[Excerpts from an interface dataset]
========
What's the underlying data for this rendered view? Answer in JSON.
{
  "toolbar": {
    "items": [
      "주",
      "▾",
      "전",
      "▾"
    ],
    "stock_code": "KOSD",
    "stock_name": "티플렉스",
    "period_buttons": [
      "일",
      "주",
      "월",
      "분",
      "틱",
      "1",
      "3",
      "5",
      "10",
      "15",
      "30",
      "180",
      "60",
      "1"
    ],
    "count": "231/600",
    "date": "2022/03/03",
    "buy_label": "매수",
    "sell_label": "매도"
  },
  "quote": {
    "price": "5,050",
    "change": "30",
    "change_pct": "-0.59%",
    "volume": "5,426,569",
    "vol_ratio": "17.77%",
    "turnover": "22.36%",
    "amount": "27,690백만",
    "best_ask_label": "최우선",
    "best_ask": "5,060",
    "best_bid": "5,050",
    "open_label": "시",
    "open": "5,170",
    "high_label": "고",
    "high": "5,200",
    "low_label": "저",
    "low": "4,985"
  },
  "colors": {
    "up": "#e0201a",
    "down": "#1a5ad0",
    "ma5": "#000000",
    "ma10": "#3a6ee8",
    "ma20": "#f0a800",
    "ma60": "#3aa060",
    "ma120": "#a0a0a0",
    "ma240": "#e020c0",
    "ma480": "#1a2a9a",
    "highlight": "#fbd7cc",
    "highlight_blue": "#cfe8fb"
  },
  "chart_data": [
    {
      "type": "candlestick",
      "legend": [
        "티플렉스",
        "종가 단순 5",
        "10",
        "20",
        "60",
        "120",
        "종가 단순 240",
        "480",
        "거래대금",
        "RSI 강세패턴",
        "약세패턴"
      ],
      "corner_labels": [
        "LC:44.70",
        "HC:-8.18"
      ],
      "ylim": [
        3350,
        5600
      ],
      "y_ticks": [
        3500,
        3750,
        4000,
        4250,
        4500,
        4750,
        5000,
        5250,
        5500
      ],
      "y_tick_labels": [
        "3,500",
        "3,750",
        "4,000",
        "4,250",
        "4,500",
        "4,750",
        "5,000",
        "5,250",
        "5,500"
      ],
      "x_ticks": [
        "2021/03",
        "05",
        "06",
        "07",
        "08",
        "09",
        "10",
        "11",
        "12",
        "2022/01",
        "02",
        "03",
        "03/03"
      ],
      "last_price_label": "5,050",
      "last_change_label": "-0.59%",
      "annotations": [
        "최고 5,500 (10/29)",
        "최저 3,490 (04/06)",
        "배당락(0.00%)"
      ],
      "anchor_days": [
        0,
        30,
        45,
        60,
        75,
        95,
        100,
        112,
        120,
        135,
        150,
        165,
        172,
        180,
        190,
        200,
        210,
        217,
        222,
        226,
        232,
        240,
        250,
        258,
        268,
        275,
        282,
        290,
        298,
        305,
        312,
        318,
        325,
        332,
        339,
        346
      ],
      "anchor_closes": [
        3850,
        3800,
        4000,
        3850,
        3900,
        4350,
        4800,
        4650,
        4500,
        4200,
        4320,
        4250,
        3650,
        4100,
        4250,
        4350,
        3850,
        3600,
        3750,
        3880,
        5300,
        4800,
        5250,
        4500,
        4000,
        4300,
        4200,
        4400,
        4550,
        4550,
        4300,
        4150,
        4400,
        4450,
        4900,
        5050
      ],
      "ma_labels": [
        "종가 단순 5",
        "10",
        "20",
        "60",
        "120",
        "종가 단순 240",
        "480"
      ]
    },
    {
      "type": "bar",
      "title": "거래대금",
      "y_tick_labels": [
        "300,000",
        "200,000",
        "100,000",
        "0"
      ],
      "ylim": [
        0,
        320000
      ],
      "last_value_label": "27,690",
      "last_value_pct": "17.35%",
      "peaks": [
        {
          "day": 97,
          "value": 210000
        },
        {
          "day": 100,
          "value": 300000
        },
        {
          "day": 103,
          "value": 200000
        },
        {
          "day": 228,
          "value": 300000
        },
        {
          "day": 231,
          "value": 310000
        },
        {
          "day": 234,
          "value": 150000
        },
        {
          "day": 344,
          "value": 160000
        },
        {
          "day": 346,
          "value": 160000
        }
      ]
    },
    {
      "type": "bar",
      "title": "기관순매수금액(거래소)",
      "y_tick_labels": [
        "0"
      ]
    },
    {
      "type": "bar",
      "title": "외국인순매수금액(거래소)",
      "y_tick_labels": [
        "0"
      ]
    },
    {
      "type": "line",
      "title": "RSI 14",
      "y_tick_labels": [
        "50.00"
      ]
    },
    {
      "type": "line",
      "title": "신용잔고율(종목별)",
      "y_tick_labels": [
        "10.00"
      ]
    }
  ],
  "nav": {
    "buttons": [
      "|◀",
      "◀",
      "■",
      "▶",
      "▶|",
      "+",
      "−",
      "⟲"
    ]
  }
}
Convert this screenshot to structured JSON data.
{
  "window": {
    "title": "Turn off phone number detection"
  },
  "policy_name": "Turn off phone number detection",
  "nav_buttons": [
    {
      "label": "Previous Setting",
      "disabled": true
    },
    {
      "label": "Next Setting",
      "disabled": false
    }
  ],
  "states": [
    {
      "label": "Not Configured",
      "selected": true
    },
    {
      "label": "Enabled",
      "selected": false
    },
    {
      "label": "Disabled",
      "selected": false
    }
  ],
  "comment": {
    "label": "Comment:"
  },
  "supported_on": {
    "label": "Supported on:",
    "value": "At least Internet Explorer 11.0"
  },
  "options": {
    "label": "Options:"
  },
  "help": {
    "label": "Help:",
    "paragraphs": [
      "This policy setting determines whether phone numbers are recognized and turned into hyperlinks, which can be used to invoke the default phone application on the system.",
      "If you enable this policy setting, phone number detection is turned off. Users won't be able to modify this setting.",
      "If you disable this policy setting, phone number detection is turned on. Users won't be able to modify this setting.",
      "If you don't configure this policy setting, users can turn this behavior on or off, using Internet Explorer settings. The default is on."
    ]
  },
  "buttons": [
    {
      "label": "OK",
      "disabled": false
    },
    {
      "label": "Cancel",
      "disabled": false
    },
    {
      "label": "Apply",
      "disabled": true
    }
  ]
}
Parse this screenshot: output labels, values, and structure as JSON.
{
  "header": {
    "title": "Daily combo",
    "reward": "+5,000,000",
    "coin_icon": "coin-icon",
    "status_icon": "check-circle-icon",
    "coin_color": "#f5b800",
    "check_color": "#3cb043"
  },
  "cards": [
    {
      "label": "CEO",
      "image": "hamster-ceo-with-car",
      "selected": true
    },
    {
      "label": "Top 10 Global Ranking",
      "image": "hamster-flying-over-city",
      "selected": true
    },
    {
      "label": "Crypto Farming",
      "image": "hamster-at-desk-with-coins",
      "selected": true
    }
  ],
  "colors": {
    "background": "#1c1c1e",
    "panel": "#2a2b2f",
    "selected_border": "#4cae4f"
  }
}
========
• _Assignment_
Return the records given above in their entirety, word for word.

• _Answer section_
What's the underlying data for this rendered view? Answer in JSON.
{
  "toolbar": {
    "items": [
      "주",
      "▾",
      "전",
      "▾"
    ],
    "stock_code": "KOSD",
    "stock_name": "티플렉스",
    "period_buttons": [
      "일",
      "주",
      "월",
      "분",
      "틱",
      "1",
      "3",
      "5",
      "10",
      "15",
      "30",
      "180",
      "60",
      "1"
    ],
    "count": "231/600",
    "date": "2022/03/03",
    "buy_label": "매수",
    "sell_label": "매도"
  },
  "quote": {
    "price": "5,050",
    "change": "30",
    "change_pct": "-0.59%",
    "volume": "5,426,569",
    "vol_ratio": "17.77%",
    "turnover": "22.36%",
    "amount": "27,690백만",
    "best_ask_label": "최우선",
    "best_ask": "5,060",
    "best_bid": "5,050",
    "open_label": "시",
    "open": "5,170",
    "high_label": "고",
    "high": "5,200",
    "low_label": "저",
    "low": "4,985"
  },
  "colors": {
    "up": "#e0201a",
    "down": "#1a5ad0",
    "ma5": "#000000",
    "ma10": "#3a6ee8",
    "ma20": "#f0a800",
    "ma60": "#3aa060",
    "ma120": "#a0a0a0",
    "ma240": "#e020c0",
    "ma480": "#1a2a9a",
    "highlight": "#fbd7cc",
    "highlight_blue": "#cfe8fb"
  },
  "chart_data": [
    {
      "type": "candlestick",
      "legend": [
        "티플렉스",
        "종가 단순 5",
        "10",
        "20",
        "60",
        "120",
        "종가 단순 240",
        "480",
        "거래대금",
        "RSI 강세패턴",
        "약세패턴"
      ],
      "corner_labels": [
        "LC:44.70",
        "HC:-8.18"
      ],
      "ylim": [
        3350,
        5600
      ],
      "y_ticks": [
        3500,
        3750,
        4000,
        4250,
        4500,
        4750,
        5000,
        5250,
        5500
      ],
      "y_tick_labels": [
        "3,500",
        "3,750",
        "4,000",
        "4,250",
        "4,500",
        "4,750",
        "5,000",
        "5,250",
        "5,500"
      ],
      "x_ticks": [
        "2021/03",
        "05",
        "06",
        "07",
        "08",
        "09",
        "10",
        "11",
        "12",
        "2022/01",
        "02",
        "03",
        "03/03"
      ],
      "last_price_label": "5,050",
      "last_change_label": "-0.59%",
      "annotations": [
        "최고 5,500 (10/29)",
        "최저 3,490 (04/06)",
        "배당락(0.00%)"
      ],
      "anchor_days": [
        0,
        30,
        45,
        60,
        75,
        95,
        100,
        112,
        120,
        135,
        150,
        165,
        172,
        180,
        190,
        200,
        210,
        217,
        222,
        226,
        232,
        240,
        250,
        258,
        268,
        275,
        282,
        290,
        298,
        305,
        312,
        318,
        325,
        332,
        339,
        346
      ],
      "anchor_closes": [
        3850,
        3800,
        4000,
        3850,
        3900,
        4350,
        4800,
        4650,
        4500,
        4200,
        4320,
        4250,
        3650,
        4100,
        4250,
        4350,
        3850,
        3600,
        3750,
        3880,
        5300,
        4800,
        5250,
        4500,
        4000,
        4300,
        4200,
        4400,
        4550,
        4550,
        4300,
        4150,
        4400,
        4450,
        4900,
        5050
      ],
      "ma_labels": [
        "종가 단순 5",
        "10",
        "20",
        "60",
        "120",
        "종가 단순 240",
        "480"
      ]
    },
    {
      "type": "bar",
      "title": "거래대금",
      "y_tick_labels": [
        "300,000",
        "200,000",
        "100,000",
        "0"
      ],
      "ylim": [
        0,
        320000
      ],
      "last_value_label": "27,690",
      "last_value_pct": "17.35%",
      "peaks": [
        {
          "day": 97,
          "value": 210000
        },
        {
          "day": 100,
          "value": 300000
        },
        {
          "day": 103,
          "value": 200000
        },
        {
          "day": 228,
          "value": 300000
        },
        {
          "day": 231,
          "value": 310000
        },
        {
          "day": 234,
          "value": 150000
        },
        {
          "day": 344,
          "value": 160000
        },
        {
          "day": 346,
          "value": 160000
        }
      ]
    },
    {
      "type": "bar",
      "title": "기관순매수금액(거래소)",
      "y_tick_labels": [
        "0"
      ]
    },
    {
      "type": "bar",
      "title": "외국인순매수금액(거래소)",
      "y_tick_labels": [
        "0"
      ]
    },
    {
      "type": "line",
      "title": "RSI 14",
      "y_tick_labels": [
        "50.00"
      ]
    },
    {
      "type": "line",
      "title": "신용잔고율(종목별)",
      "y_tick_labels": [
        "10.00"
      ]
    }
  ],
  "nav": {
    "buttons": [
      "|◀",
      "◀",
      "■",
      "▶",
      "▶|",
      "+",
      "−",
      "⟲"
    ]
  }
}
Convert this screenshot to structured JSON data.
{
  "window": {
    "title": "Turn off phone number detection"
  },
  "policy_name": "Turn off phone number detection",
  "nav_buttons": [
    {
      "label": "Previous Setting",
      "disabled": true
    },
    {
      "label": "Next Setting",
      "disabled": false
    }
  ],
  "states": [
    {
      "label": "Not Configured",
      "selected": true
    },
    {
      "label": "Enabled",
      "selected": false
    },
    {
      "label": "Disabled",
      "selected": false
    }
  ],
  "comment": {
    "label": "Comment:"
  },
  "supported_on": {
    "label": "Supported on:",
    "value": "At least Internet Explorer 11.0"
  },
  "options": {
    "label": "Options:"
  },
  "help": {
    "label": "Help:",
    "paragraphs": [
      "This policy setting determines whether phone numbers are recognized and turned into hyperlinks, which can be used to invoke the default phone application on the system.",
      "If you enable this policy setting, phone number detection is turned off. Users won't be able to modify this setting.",
      "If you disable this policy setting, phone number detection is turned on. Users won't be able to modify this setting.",
      "If you don't configure this policy setting, users can turn this behavior on or off, using Internet Explorer settings. The default is on."
    ]
  },
  "buttons": [
    {
      "label": "OK",
      "disabled": false
    },
    {
      "label": "Cancel",
      "disabled": false
    },
    {
      "label": "Apply",
      "disabled": true
    }
  ]
}
Parse this screenshot: output labels, values, and structure as JSON.
{
  "header": {
    "title": "Daily combo",
    "reward": "+5,000,000",
    "coin_icon": "coin-icon",
    "status_icon": "check-circle-icon",
    "coin_color": "#f5b800",
    "check_color": "#3cb043"
  },
  "cards": [
    {
      "label": "CEO",
      "image": "hamster-ceo-with-car",
      "selected": true
    },
    {
      "label": "Top 10 Global Ranking",
      "image": "hamster-flying-over-city",
      "selected": true
    },
    {
      "label": "Crypto Farming",
      "image": "hamster-at-desk-with-coins",
      "selected": true
    }
  ],
  "colors": {
    "background": "#1c1c1e",
    "panel": "#2a2b2f",
    "selected_border": "#4cae4f"
  }
}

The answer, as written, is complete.